Remember the response you got every time you asked your teacher how to spell a word? “Look it up on the dictionary.” To which we all mumbled under our breath, “How am I supposed to look it up if I don’t know how to spell it?”
Well, there may be another question that gets the same answer to “look it up in the dictionary.” That question is, “How do I interpret this statute?”
Honest. Check out University of Louisville’s law school Library Director Kurt X. Metzmeier’s paper at SSRN (Social Science Research Network) entitled “You Can Look it Up: The Use of Dictionaries in Interpreting Statutes.” No mumbling, now.
Here’s the abstract:
Justice Antonin Scalia’s well-known preference for using dictionaries rather than legislative history to interpret statutes is the jumping off point for an examination of the tools of textual analysis. The brief article offers common-sense rules for scientifically selecting dictionaries to interpret statutory language. First, the author describes the most respected unabridged dictionaries and their history. Next, there is a discussion of the principle that the dictionary selected should be relatively contemporaneous with the text interpreted. Finally, the use of specialized dictionaries to interpret the unique terminology of a trade or profession is detailed.
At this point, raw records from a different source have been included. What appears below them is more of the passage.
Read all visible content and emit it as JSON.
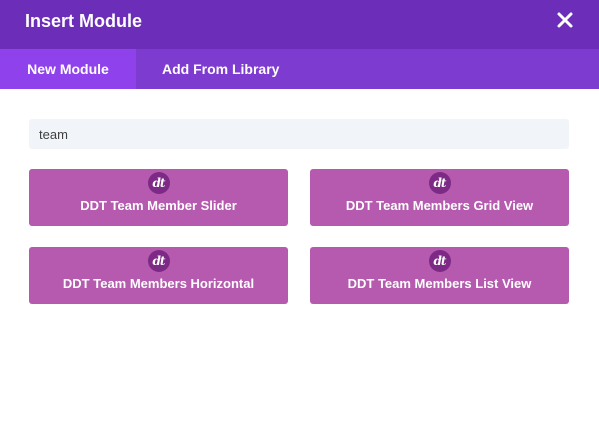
{
  "modal": {
    "title": "Insert Module",
    "close_icon": "close-icon"
  },
  "tabs": [
    {
      "label": "New Module",
      "active": true
    },
    {
      "label": "Add From Library",
      "active": false
    }
  ],
  "search": {
    "value": "team"
  },
  "modules": [
    {
      "label": "DDT Team Member Slider",
      "icon": "ddt-logo-icon",
      "icon_text": "dt"
    },
    {
      "label": "DDT Team Members Grid View",
      "icon": "ddt-logo-icon",
      "icon_text": "dt"
    },
    {
      "label": "DDT Team Members Horizontal",
      "icon": "ddt-logo-icon",
      "icon_text": "dt"
    },
    {
      "label": "DDT Team Members List View",
      "icon": "ddt-logo-icon",
      "icon_text": "dt"
    }
  ],
  "colors": {
    "header": "#6c2eb9",
    "tabs_bar": "#7e3bd0",
    "active_tab": "#8f42ec",
    "module_button": "#b55aaf",
    "module_icon": "#7d2a86",
    "search_bg": "#f1f5f9"
  }
}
Your reward for downloading the paper (besides the content itself) is a great color photo of a Justice Scalia “bobblehead” figure.
Thanks to Legal Writing Prof Blog for the link.